Input material »
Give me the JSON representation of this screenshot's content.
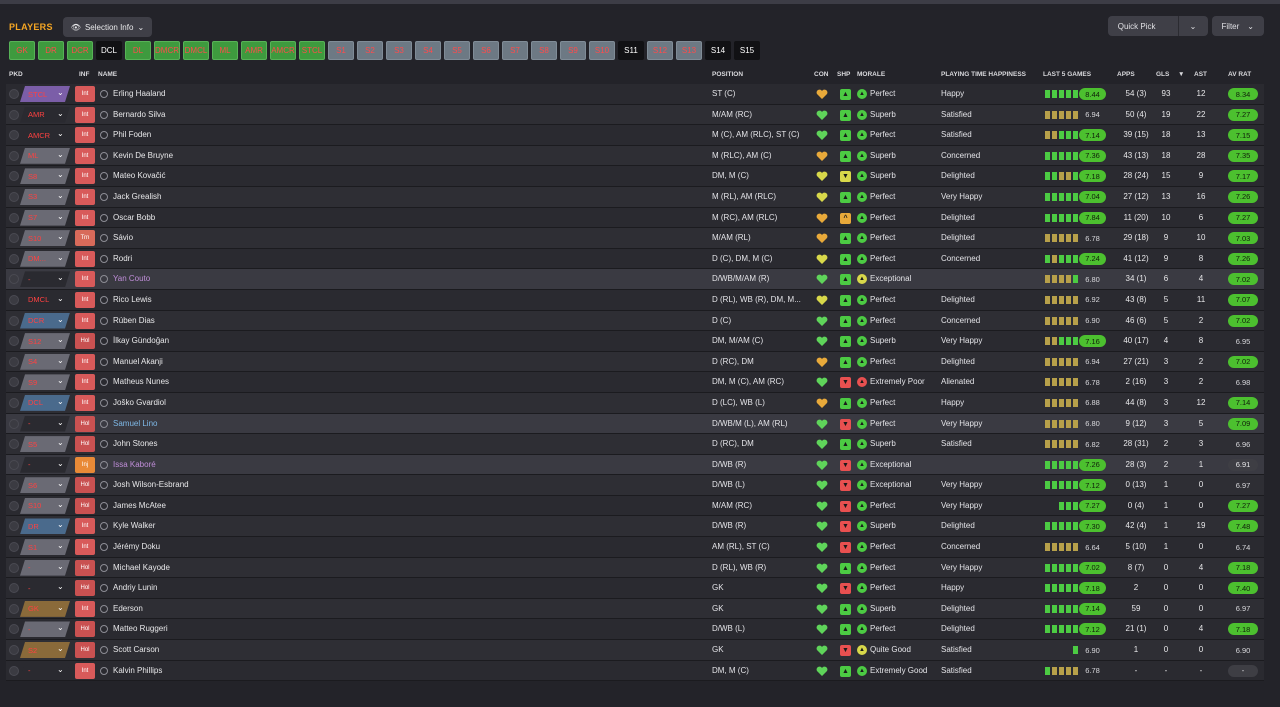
{
  "header": {
    "title": "PLAYERS",
    "selection_info": "Selection Info",
    "quick_pick": "Quick Pick",
    "filter": "Filter"
  },
  "positions": [
    {
      "label": "GK",
      "style": "g"
    },
    {
      "label": "DR",
      "style": "g"
    },
    {
      "label": "DCR",
      "style": "g"
    },
    {
      "label": "DCL",
      "style": "dk"
    },
    {
      "label": "DL",
      "style": "g"
    },
    {
      "label": "DMCR",
      "style": "g"
    },
    {
      "label": "DMCL",
      "style": "g"
    },
    {
      "label": "ML",
      "style": "g"
    },
    {
      "label": "AMR",
      "style": "g"
    },
    {
      "label": "AMCR",
      "style": "g"
    },
    {
      "label": "STCL",
      "style": "g"
    },
    {
      "label": "S1",
      "style": "gr"
    },
    {
      "label": "S2",
      "style": "gr"
    },
    {
      "label": "S3",
      "style": "gr"
    },
    {
      "label": "S4",
      "style": "gr"
    },
    {
      "label": "S5",
      "style": "gr"
    },
    {
      "label": "S6",
      "style": "gr"
    },
    {
      "label": "S7",
      "style": "gr"
    },
    {
      "label": "S8",
      "style": "gr"
    },
    {
      "label": "S9",
      "style": "gr"
    },
    {
      "label": "S10",
      "style": "gr"
    },
    {
      "label": "S11",
      "style": "dk"
    },
    {
      "label": "S12",
      "style": "gr"
    },
    {
      "label": "S13",
      "style": "gr"
    },
    {
      "label": "S14",
      "style": "dk"
    },
    {
      "label": "S15",
      "style": "dk"
    }
  ],
  "columns": {
    "pkd": "PKD",
    "inf": "INF",
    "name": "NAME",
    "position": "POSITION",
    "con": "CON",
    "shp": "SHP",
    "morale": "MORALE",
    "pth": "PLAYING TIME HAPPINESS",
    "last5": "LAST 5 GAMES",
    "apps": "APPS",
    "gls": "GLS",
    "ast": "AST",
    "avrat": "AV RAT"
  },
  "colors": {
    "accent": "#f5a623",
    "green": "#3e9a3e",
    "rating_green": "#4cc02f",
    "rating_grey": "#3e3e44",
    "injury": "#e98a37",
    "status_red": "#d85a5a"
  },
  "rows": [
    {
      "pkd": "STCL",
      "pkc": "#7b5ea8",
      "inf": "Int",
      "name": "Erling Haaland",
      "pos": "ST (C)",
      "con": "#e8a93a",
      "shp": "#4ccb43",
      "shps": "▲",
      "md": "#4ccb43",
      "morale": "Perfect",
      "pth": "Happy",
      "form": [
        "#4ccb43",
        "#4ccb43",
        "#4ccb43",
        "#4ccb43",
        "#4ccb43"
      ],
      "rating": "8.44",
      "rs": "g",
      "apps": "54 (3)",
      "gls": "93",
      "ast": "12",
      "avr": "8.34",
      "avs": "g"
    },
    {
      "pkd": "AMR",
      "pkc": "#2a2a30",
      "inf": "Int",
      "name": "Bernardo Silva",
      "pos": "M/AM (RC)",
      "con": "#5fd45a",
      "shp": "#4ccb43",
      "shps": "▲",
      "md": "#4ccb43",
      "morale": "Superb",
      "pth": "Satisfied",
      "form": [
        "#b7a04a",
        "#b7a04a",
        "#b7a04a",
        "#b7a04a",
        "#b7a04a"
      ],
      "rating": "6.94",
      "rs": "n",
      "apps": "50 (4)",
      "gls": "19",
      "ast": "22",
      "avr": "7.27",
      "avs": "g"
    },
    {
      "pkd": "AMCR",
      "pkc": "#2a2a30",
      "inf": "Int",
      "name": "Phil Foden",
      "pos": "M (C), AM (RLC), ST (C)",
      "con": "#5fd45a",
      "shp": "#4ccb43",
      "shps": "▲",
      "md": "#4ccb43",
      "morale": "Perfect",
      "pth": "Satisfied",
      "form": [
        "#b7a04a",
        "#b7a04a",
        "#4ccb43",
        "#4ccb43",
        "#4ccb43"
      ],
      "rating": "7.14",
      "rs": "g",
      "apps": "39 (15)",
      "gls": "18",
      "ast": "13",
      "avr": "7.15",
      "avs": "g"
    },
    {
      "pkd": "ML",
      "pkc": "#6a6a74",
      "inf": "Int",
      "name": "Kevin De Bruyne",
      "pos": "M (RLC), AM (C)",
      "con": "#e8a93a",
      "shp": "#4ccb43",
      "shps": "▲",
      "md": "#4ccb43",
      "morale": "Superb",
      "pth": "Concerned",
      "form": [
        "#4ccb43",
        "#4ccb43",
        "#4ccb43",
        "#4ccb43",
        "#4ccb43"
      ],
      "rating": "7.36",
      "rs": "g",
      "apps": "43 (13)",
      "gls": "18",
      "ast": "28",
      "avr": "7.35",
      "avs": "g"
    },
    {
      "pkd": "S8",
      "pkc": "#6a6a74",
      "inf": "Int",
      "name": "Mateo Kovačić",
      "pos": "DM, M (C)",
      "con": "#d8d84a",
      "shp": "#d8d84a",
      "shps": "▼",
      "md": "#4ccb43",
      "morale": "Superb",
      "pth": "Delighted",
      "form": [
        "#4ccb43",
        "#4ccb43",
        "#b7a04a",
        "#b7a04a",
        "#4ccb43"
      ],
      "rating": "7.18",
      "rs": "g",
      "apps": "28 (24)",
      "gls": "15",
      "ast": "9",
      "avr": "7.17",
      "avs": "g"
    },
    {
      "pkd": "S3",
      "pkc": "#6a6a74",
      "inf": "Int",
      "name": "Jack Grealish",
      "pos": "M (RL), AM (RLC)",
      "con": "#d8d84a",
      "shp": "#4ccb43",
      "shps": "▲",
      "md": "#4ccb43",
      "morale": "Perfect",
      "pth": "Very Happy",
      "form": [
        "#4ccb43",
        "#4ccb43",
        "#4ccb43",
        "#4ccb43",
        "#4ccb43"
      ],
      "rating": "7.04",
      "rs": "g",
      "apps": "27 (12)",
      "gls": "13",
      "ast": "16",
      "avr": "7.26",
      "avs": "g"
    },
    {
      "pkd": "S7",
      "pkc": "#6a6a74",
      "inf": "Int",
      "name": "Oscar Bobb",
      "pos": "M (RC), AM (RLC)",
      "con": "#e8a93a",
      "shp": "#e8a93a",
      "shps": "^",
      "md": "#4ccb43",
      "morale": "Perfect",
      "pth": "Delighted",
      "form": [
        "#4ccb43",
        "#4ccb43",
        "#4ccb43",
        "#4ccb43",
        "#4ccb43"
      ],
      "rating": "7.84",
      "rs": "g",
      "apps": "11 (20)",
      "gls": "10",
      "ast": "6",
      "avr": "7.27",
      "avs": "g"
    },
    {
      "pkd": "S10",
      "pkc": "#6a6a74",
      "inf": "Trn",
      "name": "Sávio",
      "pos": "M/AM (RL)",
      "con": "#e8a93a",
      "shp": "#4ccb43",
      "shps": "▲",
      "md": "#4ccb43",
      "morale": "Perfect",
      "pth": "Delighted",
      "form": [
        "#b7a04a",
        "#b7a04a",
        "#b7a04a",
        "#b7a04a",
        "#b7a04a"
      ],
      "rating": "6.78",
      "rs": "n",
      "apps": "29 (18)",
      "gls": "9",
      "ast": "10",
      "avr": "7.03",
      "avs": "g"
    },
    {
      "pkd": "DM...",
      "pkc": "#6a6a74",
      "inf": "Int",
      "name": "Rodri",
      "pos": "D (C), DM, M (C)",
      "con": "#d8d84a",
      "shp": "#4ccb43",
      "shps": "▲",
      "md": "#4ccb43",
      "morale": "Perfect",
      "pth": "Concerned",
      "form": [
        "#4ccb43",
        "#b7a04a",
        "#4ccb43",
        "#4ccb43",
        "#4ccb43"
      ],
      "rating": "7.24",
      "rs": "g",
      "apps": "41 (12)",
      "gls": "9",
      "ast": "8",
      "avr": "7.26",
      "avs": "g"
    },
    {
      "pkd": "-",
      "pkc": "#2a2a30",
      "inf": "Int",
      "name": "Yan Couto",
      "nm": "loan",
      "hl": true,
      "pos": "D/WB/M/AM (R)",
      "con": "#5fd45a",
      "shp": "#4ccb43",
      "shps": "▲",
      "md": "#d8d84a",
      "morale": "Exceptional",
      "pth": "",
      "form": [
        "#b7a04a",
        "#b7a04a",
        "#b7a04a",
        "#b7a04a",
        "#4ccb43"
      ],
      "rating": "6.80",
      "rs": "n",
      "apps": "34 (1)",
      "gls": "6",
      "ast": "4",
      "avr": "7.02",
      "avs": "g"
    },
    {
      "pkd": "DMCL",
      "pkc": "#2a2a30",
      "inf": "Int",
      "name": "Rico Lewis",
      "pos": "D (RL), WB (R), DM, M...",
      "con": "#d8d84a",
      "shp": "#4ccb43",
      "shps": "▲",
      "md": "#4ccb43",
      "morale": "Perfect",
      "pth": "Delighted",
      "form": [
        "#b7a04a",
        "#b7a04a",
        "#b7a04a",
        "#b7a04a",
        "#b7a04a"
      ],
      "rating": "6.92",
      "rs": "n",
      "apps": "43 (8)",
      "gls": "5",
      "ast": "11",
      "avr": "7.07",
      "avs": "g"
    },
    {
      "pkd": "DCR",
      "pkc": "#4a6a8c",
      "inf": "Int",
      "name": "Rúben Dias",
      "pos": "D (C)",
      "con": "#5fd45a",
      "shp": "#4ccb43",
      "shps": "▲",
      "md": "#4ccb43",
      "morale": "Perfect",
      "pth": "Concerned",
      "form": [
        "#b7a04a",
        "#b7a04a",
        "#b7a04a",
        "#b7a04a",
        "#b7a04a"
      ],
      "rating": "6.90",
      "rs": "n",
      "apps": "46 (6)",
      "gls": "5",
      "ast": "2",
      "avr": "7.02",
      "avs": "g"
    },
    {
      "pkd": "S12",
      "pkc": "#6a6a74",
      "inf": "Hol",
      "name": "İlkay Gündoğan",
      "pos": "DM, M/AM (C)",
      "con": "#5fd45a",
      "shp": "#4ccb43",
      "shps": "▲",
      "md": "#4ccb43",
      "morale": "Superb",
      "pth": "Very Happy",
      "form": [
        "#b7a04a",
        "#b7a04a",
        "#4ccb43",
        "#4ccb43",
        "#4ccb43"
      ],
      "rating": "7.16",
      "rs": "g",
      "apps": "40 (17)",
      "gls": "4",
      "ast": "8",
      "avr": "6.95",
      "avs": "n"
    },
    {
      "pkd": "S4",
      "pkc": "#6a6a74",
      "inf": "Int",
      "name": "Manuel Akanji",
      "pos": "D (RC), DM",
      "con": "#e8a93a",
      "shp": "#4ccb43",
      "shps": "▲",
      "md": "#4ccb43",
      "morale": "Perfect",
      "pth": "Delighted",
      "form": [
        "#b7a04a",
        "#b7a04a",
        "#b7a04a",
        "#b7a04a",
        "#b7a04a"
      ],
      "rating": "6.94",
      "rs": "n",
      "apps": "27 (21)",
      "gls": "3",
      "ast": "2",
      "avr": "7.02",
      "avs": "g"
    },
    {
      "pkd": "S9",
      "pkc": "#6a6a74",
      "inf": "Int",
      "name": "Matheus Nunes",
      "pos": "DM, M (C), AM (RC)",
      "con": "#5fd45a",
      "shp": "#e85050",
      "shps": "▼",
      "md": "#e85050",
      "morale": "Extremely Poor",
      "pth": "Alienated",
      "form": [
        "#b7a04a",
        "#b7a04a",
        "#b7a04a",
        "#b7a04a",
        "#b7a04a"
      ],
      "rating": "6.78",
      "rs": "n",
      "apps": "2 (16)",
      "gls": "3",
      "ast": "2",
      "avr": "6.98",
      "avs": "n"
    },
    {
      "pkd": "DCL",
      "pkc": "#4a6a8c",
      "inf": "Int",
      "name": "Joško Gvardiol",
      "pos": "D (LC), WB (L)",
      "con": "#e8a93a",
      "shp": "#4ccb43",
      "shps": "▲",
      "md": "#4ccb43",
      "morale": "Perfect",
      "pth": "Happy",
      "form": [
        "#b7a04a",
        "#b7a04a",
        "#b7a04a",
        "#b7a04a",
        "#b7a04a"
      ],
      "rating": "6.88",
      "rs": "n",
      "apps": "44 (8)",
      "gls": "3",
      "ast": "12",
      "avr": "7.14",
      "avs": "g"
    },
    {
      "pkd": "-",
      "pkc": "#2a2a30",
      "inf": "Hol",
      "name": "Samuel Lino",
      "nm": "blue",
      "hl": true,
      "pos": "D/WB/M (L), AM (RL)",
      "con": "#5fd45a",
      "shp": "#e85050",
      "shps": "▼",
      "md": "#4ccb43",
      "morale": "Perfect",
      "pth": "Very Happy",
      "form": [
        "#b7a04a",
        "#b7a04a",
        "#b7a04a",
        "#b7a04a",
        "#b7a04a"
      ],
      "rating": "6.80",
      "rs": "n",
      "apps": "9 (12)",
      "gls": "3",
      "ast": "5",
      "avr": "7.09",
      "avs": "g"
    },
    {
      "pkd": "S5",
      "pkc": "#6a6a74",
      "inf": "Hol",
      "name": "John Stones",
      "pos": "D (RC), DM",
      "con": "#5fd45a",
      "shp": "#4ccb43",
      "shps": "▲",
      "md": "#4ccb43",
      "morale": "Superb",
      "pth": "Satisfied",
      "form": [
        "#b7a04a",
        "#b7a04a",
        "#b7a04a",
        "#b7a04a",
        "#b7a04a"
      ],
      "rating": "6.82",
      "rs": "n",
      "apps": "28 (31)",
      "gls": "2",
      "ast": "3",
      "avr": "6.96",
      "avs": "n"
    },
    {
      "pkd": "-",
      "pkc": "#2a2a30",
      "inf": "Inj",
      "name": "Issa Kaboré",
      "nm": "loan",
      "hl": true,
      "pos": "D/WB (R)",
      "con": "#5fd45a",
      "shp": "#e85050",
      "shps": "▼",
      "md": "#4ccb43",
      "morale": "Exceptional",
      "pth": "",
      "form": [
        "#4ccb43",
        "#4ccb43",
        "#4ccb43",
        "#4ccb43",
        "#4ccb43"
      ],
      "rating": "7.26",
      "rs": "g",
      "apps": "28 (3)",
      "gls": "2",
      "ast": "1",
      "avr": "6.91",
      "avs": "d"
    },
    {
      "pkd": "S6",
      "pkc": "#6a6a74",
      "inf": "Hol",
      "name": "Josh Wilson-Esbrand",
      "pos": "D/WB (L)",
      "con": "#5fd45a",
      "shp": "#e85050",
      "shps": "▼",
      "md": "#4ccb43",
      "morale": "Exceptional",
      "pth": "Very Happy",
      "form": [
        "#4ccb43",
        "#4ccb43",
        "#4ccb43",
        "#4ccb43",
        "#4ccb43"
      ],
      "rating": "7.12",
      "rs": "g",
      "apps": "0 (13)",
      "gls": "1",
      "ast": "0",
      "avr": "6.97",
      "avs": "n"
    },
    {
      "pkd": "S10",
      "pkc": "#6a6a74",
      "inf": "Hol",
      "name": "James McAtee",
      "pos": "M/AM (RC)",
      "con": "#5fd45a",
      "shp": "#e85050",
      "shps": "▼",
      "md": "#4ccb43",
      "morale": "Perfect",
      "pth": "Very Happy",
      "form": [
        "#4ccb43",
        "#4ccb43",
        "#4ccb43"
      ],
      "rating": "7.27",
      "rs": "g",
      "apps": "0 (4)",
      "gls": "1",
      "ast": "0",
      "avr": "7.27",
      "avs": "g"
    },
    {
      "pkd": "DR",
      "pkc": "#4a6a8c",
      "inf": "Int",
      "name": "Kyle Walker",
      "pos": "D/WB (R)",
      "con": "#5fd45a",
      "shp": "#e85050",
      "shps": "▼",
      "md": "#4ccb43",
      "morale": "Superb",
      "pth": "Delighted",
      "form": [
        "#4ccb43",
        "#4ccb43",
        "#4ccb43",
        "#4ccb43",
        "#4ccb43"
      ],
      "rating": "7.30",
      "rs": "g",
      "apps": "42 (4)",
      "gls": "1",
      "ast": "19",
      "avr": "7.48",
      "avs": "g"
    },
    {
      "pkd": "S1",
      "pkc": "#6a6a74",
      "inf": "Int",
      "name": "Jérémy Doku",
      "pos": "AM (RL), ST (C)",
      "con": "#5fd45a",
      "shp": "#e85050",
      "shps": "▼",
      "md": "#4ccb43",
      "morale": "Perfect",
      "pth": "Concerned",
      "form": [
        "#b7a04a",
        "#b7a04a",
        "#b7a04a",
        "#b7a04a",
        "#b7a04a"
      ],
      "rating": "6.64",
      "rs": "n",
      "apps": "5 (10)",
      "gls": "1",
      "ast": "0",
      "avr": "6.74",
      "avs": "n"
    },
    {
      "pkd": "-",
      "pkc": "#6a6a74",
      "inf": "Hol",
      "name": "Michael Kayode",
      "pos": "D (RL), WB (R)",
      "con": "#5fd45a",
      "shp": "#4ccb43",
      "shps": "▲",
      "md": "#4ccb43",
      "morale": "Perfect",
      "pth": "Very Happy",
      "form": [
        "#4ccb43",
        "#4ccb43",
        "#4ccb43",
        "#4ccb43",
        "#4ccb43"
      ],
      "rating": "7.02",
      "rs": "g",
      "apps": "8 (7)",
      "gls": "0",
      "ast": "4",
      "avr": "7.18",
      "avs": "g"
    },
    {
      "pkd": "-",
      "pkc": "#2a2a30",
      "inf": "Hol",
      "name": "Andriy Lunin",
      "pos": "GK",
      "con": "#5fd45a",
      "shp": "#e85050",
      "shps": "▼",
      "md": "#4ccb43",
      "morale": "Perfect",
      "pth": "Happy",
      "form": [
        "#4ccb43",
        "#4ccb43",
        "#4ccb43",
        "#4ccb43",
        "#4ccb43"
      ],
      "rating": "7.18",
      "rs": "g",
      "apps": "2",
      "gls": "0",
      "ast": "0",
      "avr": "7.40",
      "avs": "g"
    },
    {
      "pkd": "GK",
      "pkc": "#8a6a3a",
      "inf": "Int",
      "name": "Ederson",
      "pos": "GK",
      "con": "#5fd45a",
      "shp": "#4ccb43",
      "shps": "▲",
      "md": "#4ccb43",
      "morale": "Superb",
      "pth": "Delighted",
      "form": [
        "#4ccb43",
        "#4ccb43",
        "#4ccb43",
        "#4ccb43",
        "#4ccb43"
      ],
      "rating": "7.14",
      "rs": "g",
      "apps": "59",
      "gls": "0",
      "ast": "0",
      "avr": "6.97",
      "avs": "n"
    },
    {
      "pkd": "-",
      "pkc": "#6a6a74",
      "inf": "Hol",
      "name": "Matteo Ruggeri",
      "pos": "D/WB (L)",
      "con": "#5fd45a",
      "shp": "#4ccb43",
      "shps": "▲",
      "md": "#4ccb43",
      "morale": "Perfect",
      "pth": "Delighted",
      "form": [
        "#4ccb43",
        "#4ccb43",
        "#4ccb43",
        "#4ccb43",
        "#4ccb43"
      ],
      "rating": "7.12",
      "rs": "g",
      "apps": "21 (1)",
      "gls": "0",
      "ast": "4",
      "avr": "7.18",
      "avs": "g"
    },
    {
      "pkd": "S2",
      "pkc": "#8a6a3a",
      "inf": "Hol",
      "name": "Scott Carson",
      "pos": "GK",
      "con": "#5fd45a",
      "shp": "#e85050",
      "shps": "▼",
      "md": "#d8d84a",
      "morale": "Quite Good",
      "pth": "Satisfied",
      "form": [
        "#4ccb43"
      ],
      "rating": "6.90",
      "rs": "n",
      "apps": "1",
      "gls": "0",
      "ast": "0",
      "avr": "6.90",
      "avs": "n"
    },
    {
      "pkd": "-",
      "pkc": "#2a2a30",
      "inf": "Int",
      "name": "Kalvin Phillips",
      "pos": "DM, M (C)",
      "con": "#5fd45a",
      "shp": "#4ccb43",
      "shps": "▲",
      "md": "#4ccb43",
      "morale": "Extremely Good",
      "pth": "Satisfied",
      "form": [
        "#4ccb43",
        "#b7a04a",
        "#b7a04a",
        "#b7a04a",
        "#b7a04a"
      ],
      "rating": "6.78",
      "rs": "n",
      "apps": "-",
      "gls": "-",
      "ast": "-",
      "avr": "-",
      "avs": "d"
    }
  ]
}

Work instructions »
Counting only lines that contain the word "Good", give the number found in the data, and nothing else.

Task response »
2